THE MEASURE OF INJURY: RACE, GENDER, AND TORT LAW, NYU Press, 2010
In The Measure of Injury: Race, Gender and Tort Law (NYU Press 2010), Professors Martha Chamallas and Jennifer B. Wriggins adopt a critical approach to tort law, explaining how the shape of contemporary U.S. law – from the types of claims recognized, to judgments about causation, to valuation of injuries – is affected by the social identities of the parties and cultural views on gender and race. The book analyzes hundreds of cases brought for personal injuries related to domestic violence, sexual and racial harassment and exploitation, lead paint poisoning, reproductive injuries and injuries to family members, as well as ordinary negligence and wrongful death suits requiring an assessment of damages to female and minority victims. Using historical and contemporary examples, the book re-examines the building blocks of tort law – intent, negligence, causation and damages – to uncover tacit assumptions and hierarchies that work to the detriment of women of all races and racial minorities, marginalizing and devaluing their injuries The authors take issue with the traditional notion that negligently-caused physical injury is the cornerstone of the field, emphasizing the disproportionate importance of emotional harm, non-economic damages and intentional torts in the lives of women and minorities. Their critical approach draws upon the insights and methods of feminist theory, critical race theory and cognitive psychology. They offer a vision of the field that incorporates norms and principles from civil rights and constitutional law and presents an argument for making race and gender equity an objective of tort law, alongside compensation and deterrence.
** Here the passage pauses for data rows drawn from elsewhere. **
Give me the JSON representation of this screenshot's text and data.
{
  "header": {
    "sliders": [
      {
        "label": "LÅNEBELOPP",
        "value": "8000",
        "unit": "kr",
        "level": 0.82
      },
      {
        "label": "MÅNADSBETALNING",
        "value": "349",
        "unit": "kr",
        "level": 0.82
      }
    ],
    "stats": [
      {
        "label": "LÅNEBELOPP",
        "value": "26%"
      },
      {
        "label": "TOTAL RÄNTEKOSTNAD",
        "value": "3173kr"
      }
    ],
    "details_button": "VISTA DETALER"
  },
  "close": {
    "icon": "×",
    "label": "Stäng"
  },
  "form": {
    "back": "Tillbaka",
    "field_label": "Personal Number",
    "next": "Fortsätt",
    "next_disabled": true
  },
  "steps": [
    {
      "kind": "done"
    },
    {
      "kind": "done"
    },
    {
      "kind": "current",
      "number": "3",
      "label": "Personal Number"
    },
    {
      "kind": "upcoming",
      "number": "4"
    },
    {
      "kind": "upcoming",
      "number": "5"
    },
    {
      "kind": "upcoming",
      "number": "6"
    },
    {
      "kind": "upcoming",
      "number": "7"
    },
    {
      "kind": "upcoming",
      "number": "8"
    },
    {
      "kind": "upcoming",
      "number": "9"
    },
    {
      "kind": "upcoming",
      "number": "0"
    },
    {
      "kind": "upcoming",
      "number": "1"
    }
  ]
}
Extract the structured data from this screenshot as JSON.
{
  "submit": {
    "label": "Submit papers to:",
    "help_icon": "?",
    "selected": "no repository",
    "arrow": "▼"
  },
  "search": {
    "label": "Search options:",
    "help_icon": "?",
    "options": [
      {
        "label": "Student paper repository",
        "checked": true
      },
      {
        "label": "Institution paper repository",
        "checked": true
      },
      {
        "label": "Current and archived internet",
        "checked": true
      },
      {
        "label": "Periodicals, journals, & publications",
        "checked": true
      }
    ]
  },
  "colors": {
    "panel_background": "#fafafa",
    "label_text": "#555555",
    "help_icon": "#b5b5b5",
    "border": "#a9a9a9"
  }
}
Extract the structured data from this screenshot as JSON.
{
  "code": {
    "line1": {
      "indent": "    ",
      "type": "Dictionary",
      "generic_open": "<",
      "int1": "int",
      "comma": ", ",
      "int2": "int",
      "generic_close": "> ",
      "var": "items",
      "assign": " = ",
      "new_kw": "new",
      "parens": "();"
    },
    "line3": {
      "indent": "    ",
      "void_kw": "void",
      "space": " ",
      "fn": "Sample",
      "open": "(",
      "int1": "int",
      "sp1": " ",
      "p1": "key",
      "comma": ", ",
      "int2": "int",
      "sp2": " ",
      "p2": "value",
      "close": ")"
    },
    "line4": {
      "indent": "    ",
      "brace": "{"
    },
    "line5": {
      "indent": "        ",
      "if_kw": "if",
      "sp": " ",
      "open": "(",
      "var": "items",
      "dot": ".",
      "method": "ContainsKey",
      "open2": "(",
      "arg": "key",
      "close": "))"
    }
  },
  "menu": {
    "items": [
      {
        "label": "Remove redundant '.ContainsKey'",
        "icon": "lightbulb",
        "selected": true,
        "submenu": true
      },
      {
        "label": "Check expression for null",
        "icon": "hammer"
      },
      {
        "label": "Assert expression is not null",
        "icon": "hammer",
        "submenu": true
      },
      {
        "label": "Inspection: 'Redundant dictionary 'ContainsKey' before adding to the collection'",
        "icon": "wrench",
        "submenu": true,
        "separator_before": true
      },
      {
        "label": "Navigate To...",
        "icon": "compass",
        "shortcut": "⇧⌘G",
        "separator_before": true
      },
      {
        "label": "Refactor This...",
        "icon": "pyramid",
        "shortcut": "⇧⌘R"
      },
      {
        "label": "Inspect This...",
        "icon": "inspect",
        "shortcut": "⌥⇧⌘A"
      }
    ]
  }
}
Accepted Paper Series
Date posted: June 23, 2010
© 2014 Social Science Electronic Publishing, Inc. All Rights Reserved.
This page was processed by apollo6 in 1.375 seconds